## PROBLEM TO WORK ON
Find the string "Tools" in the records and copy each line where it occurs.
**** SUPPLIED MATERIAL ****
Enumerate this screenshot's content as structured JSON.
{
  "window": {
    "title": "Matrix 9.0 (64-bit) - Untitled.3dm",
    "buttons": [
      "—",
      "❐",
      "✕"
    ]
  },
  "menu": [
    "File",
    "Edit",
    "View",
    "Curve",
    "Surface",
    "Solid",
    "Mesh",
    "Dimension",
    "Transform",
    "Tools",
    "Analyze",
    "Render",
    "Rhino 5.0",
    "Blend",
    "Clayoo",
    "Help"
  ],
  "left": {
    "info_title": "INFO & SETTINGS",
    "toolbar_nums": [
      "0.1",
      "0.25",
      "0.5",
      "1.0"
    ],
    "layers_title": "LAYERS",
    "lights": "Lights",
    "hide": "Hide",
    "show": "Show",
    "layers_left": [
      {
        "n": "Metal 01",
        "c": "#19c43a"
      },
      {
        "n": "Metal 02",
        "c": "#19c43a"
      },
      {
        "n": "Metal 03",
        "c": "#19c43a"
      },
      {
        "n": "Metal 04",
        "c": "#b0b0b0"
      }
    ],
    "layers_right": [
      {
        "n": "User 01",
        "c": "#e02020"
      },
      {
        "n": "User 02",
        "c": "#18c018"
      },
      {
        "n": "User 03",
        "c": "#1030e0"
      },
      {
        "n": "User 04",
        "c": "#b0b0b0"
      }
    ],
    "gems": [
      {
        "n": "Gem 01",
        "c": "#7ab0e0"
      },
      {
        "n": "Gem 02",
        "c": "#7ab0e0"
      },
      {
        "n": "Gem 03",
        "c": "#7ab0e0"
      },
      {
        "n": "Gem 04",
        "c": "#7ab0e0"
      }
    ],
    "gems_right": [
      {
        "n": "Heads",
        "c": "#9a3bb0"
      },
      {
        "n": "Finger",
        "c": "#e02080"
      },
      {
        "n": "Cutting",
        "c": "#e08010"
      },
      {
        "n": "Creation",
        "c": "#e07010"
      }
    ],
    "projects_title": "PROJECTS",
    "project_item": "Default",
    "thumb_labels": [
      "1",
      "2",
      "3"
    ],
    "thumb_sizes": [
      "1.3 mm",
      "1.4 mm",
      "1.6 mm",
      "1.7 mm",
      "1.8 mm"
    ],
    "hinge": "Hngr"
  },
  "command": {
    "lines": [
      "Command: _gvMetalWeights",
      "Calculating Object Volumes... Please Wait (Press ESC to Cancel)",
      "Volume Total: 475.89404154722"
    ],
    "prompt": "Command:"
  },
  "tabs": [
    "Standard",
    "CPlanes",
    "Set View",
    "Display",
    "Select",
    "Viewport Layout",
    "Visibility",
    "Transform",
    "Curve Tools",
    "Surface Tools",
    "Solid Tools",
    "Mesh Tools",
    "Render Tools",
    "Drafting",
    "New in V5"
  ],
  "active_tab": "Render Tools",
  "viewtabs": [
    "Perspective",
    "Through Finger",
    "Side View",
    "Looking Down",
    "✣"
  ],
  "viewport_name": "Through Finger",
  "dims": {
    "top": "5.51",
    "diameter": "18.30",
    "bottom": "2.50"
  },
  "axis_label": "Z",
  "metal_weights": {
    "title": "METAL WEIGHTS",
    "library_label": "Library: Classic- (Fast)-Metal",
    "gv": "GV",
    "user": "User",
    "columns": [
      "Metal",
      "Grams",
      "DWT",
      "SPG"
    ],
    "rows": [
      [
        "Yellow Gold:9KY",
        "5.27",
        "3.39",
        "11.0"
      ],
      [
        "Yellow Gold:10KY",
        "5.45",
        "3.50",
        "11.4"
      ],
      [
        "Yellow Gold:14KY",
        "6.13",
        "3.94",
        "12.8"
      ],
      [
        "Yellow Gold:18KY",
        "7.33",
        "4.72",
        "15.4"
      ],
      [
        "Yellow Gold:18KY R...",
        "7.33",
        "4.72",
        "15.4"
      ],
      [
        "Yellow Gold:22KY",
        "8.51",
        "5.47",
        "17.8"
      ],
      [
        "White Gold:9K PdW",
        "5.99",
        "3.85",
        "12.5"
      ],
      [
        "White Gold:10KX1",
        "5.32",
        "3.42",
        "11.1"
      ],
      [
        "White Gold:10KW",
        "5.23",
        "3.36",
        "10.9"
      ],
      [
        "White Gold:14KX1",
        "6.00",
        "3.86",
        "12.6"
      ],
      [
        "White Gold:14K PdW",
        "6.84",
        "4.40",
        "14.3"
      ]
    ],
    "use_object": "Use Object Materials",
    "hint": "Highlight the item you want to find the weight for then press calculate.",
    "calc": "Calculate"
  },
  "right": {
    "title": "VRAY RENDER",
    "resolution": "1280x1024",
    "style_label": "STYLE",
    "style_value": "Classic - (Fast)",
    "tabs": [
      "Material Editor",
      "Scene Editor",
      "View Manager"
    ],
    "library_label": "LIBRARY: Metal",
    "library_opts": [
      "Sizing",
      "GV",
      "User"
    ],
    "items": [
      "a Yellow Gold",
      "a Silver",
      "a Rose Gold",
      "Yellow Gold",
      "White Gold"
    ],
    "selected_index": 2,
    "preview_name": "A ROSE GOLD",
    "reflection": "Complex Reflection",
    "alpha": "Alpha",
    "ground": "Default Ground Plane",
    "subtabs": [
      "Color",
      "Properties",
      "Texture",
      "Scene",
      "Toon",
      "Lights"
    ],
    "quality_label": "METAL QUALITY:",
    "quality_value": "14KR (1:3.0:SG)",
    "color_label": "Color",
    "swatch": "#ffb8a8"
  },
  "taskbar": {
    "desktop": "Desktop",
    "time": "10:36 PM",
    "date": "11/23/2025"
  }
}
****
## WRITTEN REPLY
    "Tools",
    "Curve Tools",
    "Surface Tools",
    "Solid Tools",
    "Mesh Tools",
    "Render Tools",
  "active_tab": "Render Tools",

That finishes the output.